Film Review: RedemptionThis violent thriller wears its thematic ambitions a little too heavily on its sleeve.
Redemption stars Jason Statham as a man battling his own violent tendencies, a conflict that is mirrored by the film’s own schizophrenic nature. Part somber character study and part revenge thriller, Steven Knight‘s debut feature lacks the thematic depth necessary to take it seriously while not featuring enough of the high-octane action that its star’s fans have come to expect.
The charismatic actor plays Joey, an ex-Special Forces soldier who returns to London after a fateful incident in Afghanistan that’s clearly left him suffering from post-traumatic stress disorder. Drinking heavily, he suffers from hallucinations involving hummingbirds that act like tiny drones. (Hummingbird was the film’s U.K. title—it’s easy to see why the distributor changed it for the U.S. market).
Living on food provided by a soup kitchen led by Sister Cristina (Agata Buzek), Joey briefly finds solace in the company of Isabel (Victoria Bewick), a homeless teen.
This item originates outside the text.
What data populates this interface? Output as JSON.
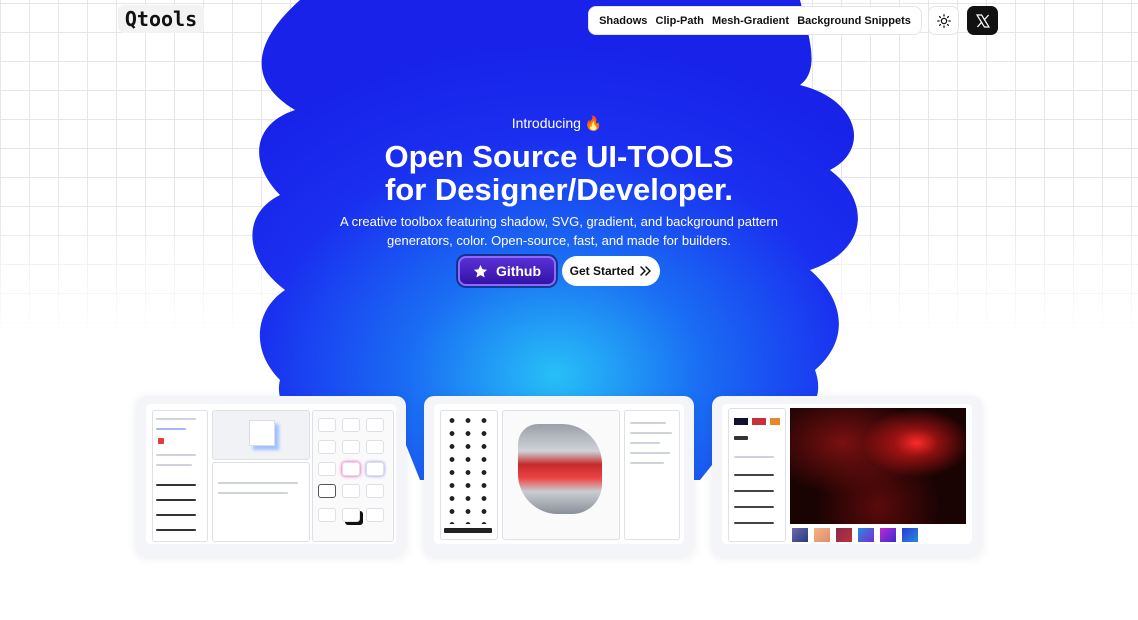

But that quickly ends when she’s abducted by hoodlums and forced into a life of prostitution.
Joey’s fortunes take a sudden turn when he breaks into a posh apartment and assumes its owner’s identity, shaving off his straggly hair and donning the fancy clothes he finds there. He takes a job as a dishwasher at a Chinatown restaurant, where his forceful way of dealing with some drunken, belligerent customers brings him to the attention of its gangster owner (Benedict Wong), who promptly makes him his new enforcer.
Joey takes to his new position quite easily, meting out violent retribution when necessary even while taking care to not unnecessarily hurt the more innocent people he’s forced to deal with. And he’s quickly making loads of money, which he dispenses to both Sister Cristina to feed the homeless and Dawn (Vicky McClure), the long-suffering wife he abandoned long ago. Along the way, he also attempts to rescue Isabel, only to discover that she was murdered, transforming his need for personal redemption into a thirst for revenge.
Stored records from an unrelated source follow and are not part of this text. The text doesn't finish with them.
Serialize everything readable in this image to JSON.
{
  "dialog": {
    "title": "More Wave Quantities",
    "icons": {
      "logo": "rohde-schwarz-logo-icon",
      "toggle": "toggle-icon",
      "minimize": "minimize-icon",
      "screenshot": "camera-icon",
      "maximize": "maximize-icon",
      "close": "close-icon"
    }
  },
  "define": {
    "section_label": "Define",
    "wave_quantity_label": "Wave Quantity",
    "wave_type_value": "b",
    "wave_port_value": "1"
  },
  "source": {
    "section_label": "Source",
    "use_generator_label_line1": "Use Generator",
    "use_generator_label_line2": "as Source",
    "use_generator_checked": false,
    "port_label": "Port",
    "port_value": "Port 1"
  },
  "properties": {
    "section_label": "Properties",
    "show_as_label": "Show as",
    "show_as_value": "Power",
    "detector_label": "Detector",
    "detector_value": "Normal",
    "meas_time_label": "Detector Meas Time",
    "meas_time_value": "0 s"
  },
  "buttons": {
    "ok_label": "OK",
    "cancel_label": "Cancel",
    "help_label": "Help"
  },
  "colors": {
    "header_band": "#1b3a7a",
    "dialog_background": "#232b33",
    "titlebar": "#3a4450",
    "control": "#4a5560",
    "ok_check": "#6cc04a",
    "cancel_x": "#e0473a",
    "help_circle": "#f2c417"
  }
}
Writer-director Knight, who explored similar territory in his screenplays for Eastern Promises and Dirty Pretty Things, displays a sure grasp of the underworld milieu as well as a knack for exploring moral ambiguity. But the subplots that he piles on here—most notably a burgeoning romance between Joey and the nun who eventually reveals herself as a babe in a slinky dress who’s more than willing to forget her vows—eventually bog the narrative down.
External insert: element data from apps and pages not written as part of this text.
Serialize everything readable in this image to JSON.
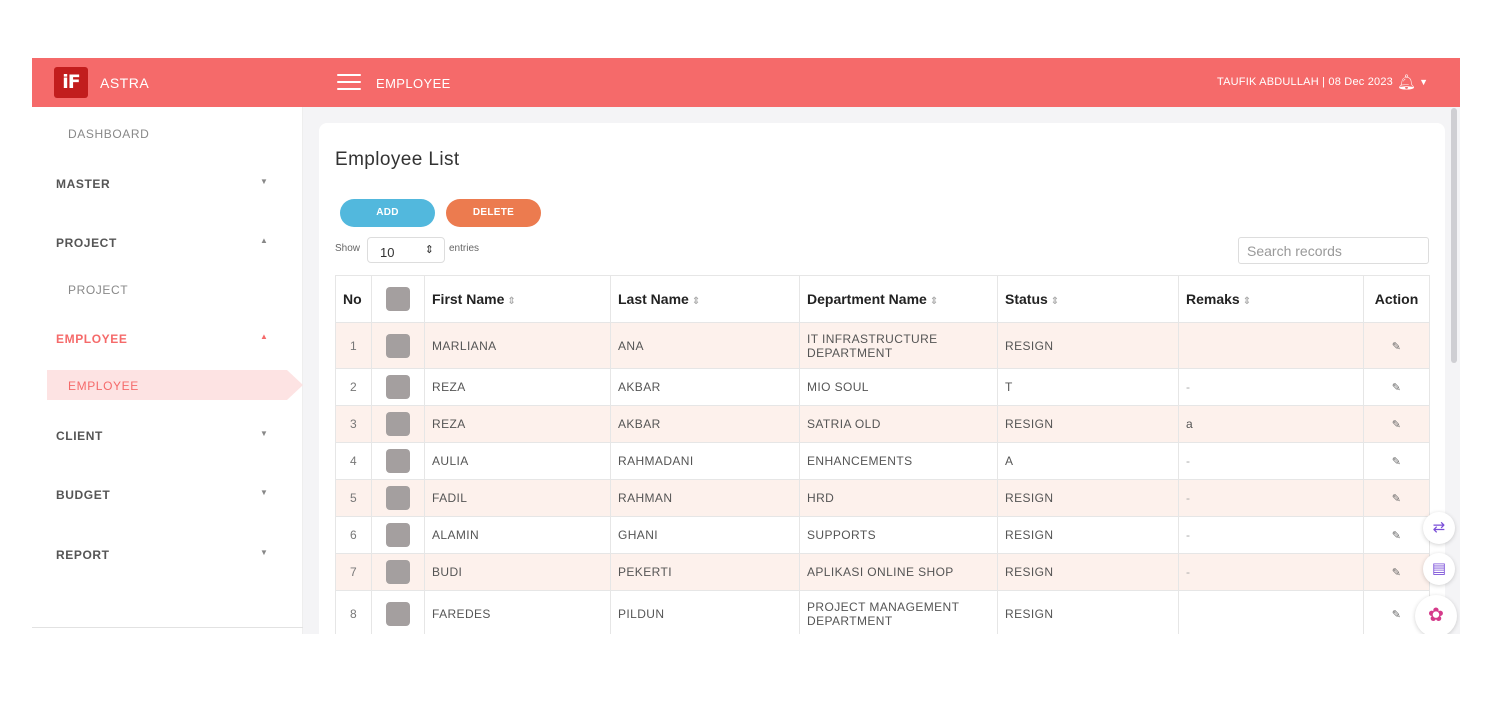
{
  "header": {
    "brand": "ASTRA",
    "logo_text": "iF",
    "page": "EMPLOYEE",
    "user_info": "TAUFIK ABDULLAH | 08 Dec 2023"
  },
  "sidebar": {
    "items": [
      {
        "label": "DASHBOARD"
      },
      {
        "label": "MASTER"
      },
      {
        "label": "PROJECT"
      },
      {
        "label": "PROJECT"
      },
      {
        "label": "EMPLOYEE"
      },
      {
        "label": "EMPLOYEE"
      },
      {
        "label": "CLIENT"
      },
      {
        "label": "BUDGET"
      },
      {
        "label": "REPORT"
      }
    ]
  },
  "main": {
    "title": "Employee List",
    "add_label": "ADD",
    "delete_label": "DELETE",
    "show_label": "Show",
    "show_value": "10",
    "entries_label": "entries",
    "search_placeholder": "Search records"
  },
  "table": {
    "columns": [
      "No",
      "First Name",
      "Last Name",
      "Department Name",
      "Status",
      "Remaks",
      "Action"
    ],
    "rows": [
      {
        "no": "1",
        "first": "MARLIANA",
        "last": "ANA",
        "dept": "IT INFRASTRUCTURE DEPARTMENT",
        "status": "RESIGN",
        "remarks": ""
      },
      {
        "no": "2",
        "first": "REZA",
        "last": "AKBAR",
        "dept": "MIO SOUL",
        "status": "T",
        "remarks": "-"
      },
      {
        "no": "3",
        "first": "REZA",
        "last": "AKBAR",
        "dept": "SATRIA OLD",
        "status": "RESIGN",
        "remarks": "a"
      },
      {
        "no": "4",
        "first": "AULIA",
        "last": "RAHMADANI",
        "dept": "ENHANCEMENTS",
        "status": "A",
        "remarks": "-"
      },
      {
        "no": "5",
        "first": "FADIL",
        "last": "RAHMAN",
        "dept": "HRD",
        "status": "RESIGN",
        "remarks": "-"
      },
      {
        "no": "6",
        "first": "ALAMIN",
        "last": "GHANI",
        "dept": "SUPPORTS",
        "status": "RESIGN",
        "remarks": "-"
      },
      {
        "no": "7",
        "first": "BUDI",
        "last": "PEKERTI",
        "dept": "APLIKASI ONLINE SHOP",
        "status": "RESIGN",
        "remarks": "-"
      },
      {
        "no": "8",
        "first": "FAREDES",
        "last": "PILDUN",
        "dept": "PROJECT MANAGEMENT DEPARTMENT",
        "status": "RESIGN",
        "remarks": ""
      }
    ]
  },
  "icons": {
    "menu": "hamburger-icon",
    "bell": "bell-icon",
    "edit": "edit-icon",
    "translate": "translate-icon",
    "reader": "book-icon",
    "assistant": "brain-icon"
  },
  "colors": {
    "topbar": "#f56a6a",
    "logo": "#c21d1d",
    "add": "#52b8dd",
    "delete": "#ec7b4f",
    "row_stripe": "#fdf1ec",
    "active": "#f56a6a"
  }
}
Gorgeously photographed by Chris Menges in a variety of London locations including Covent Garden and Soho, the film ultimately suffers from its heavy-handed attempts at dramatic significance. And Statham, for all his charisma and physical impressiveness, is not quite up to the task of conveying his character’s tormented depths.
—The Hollywood Reporter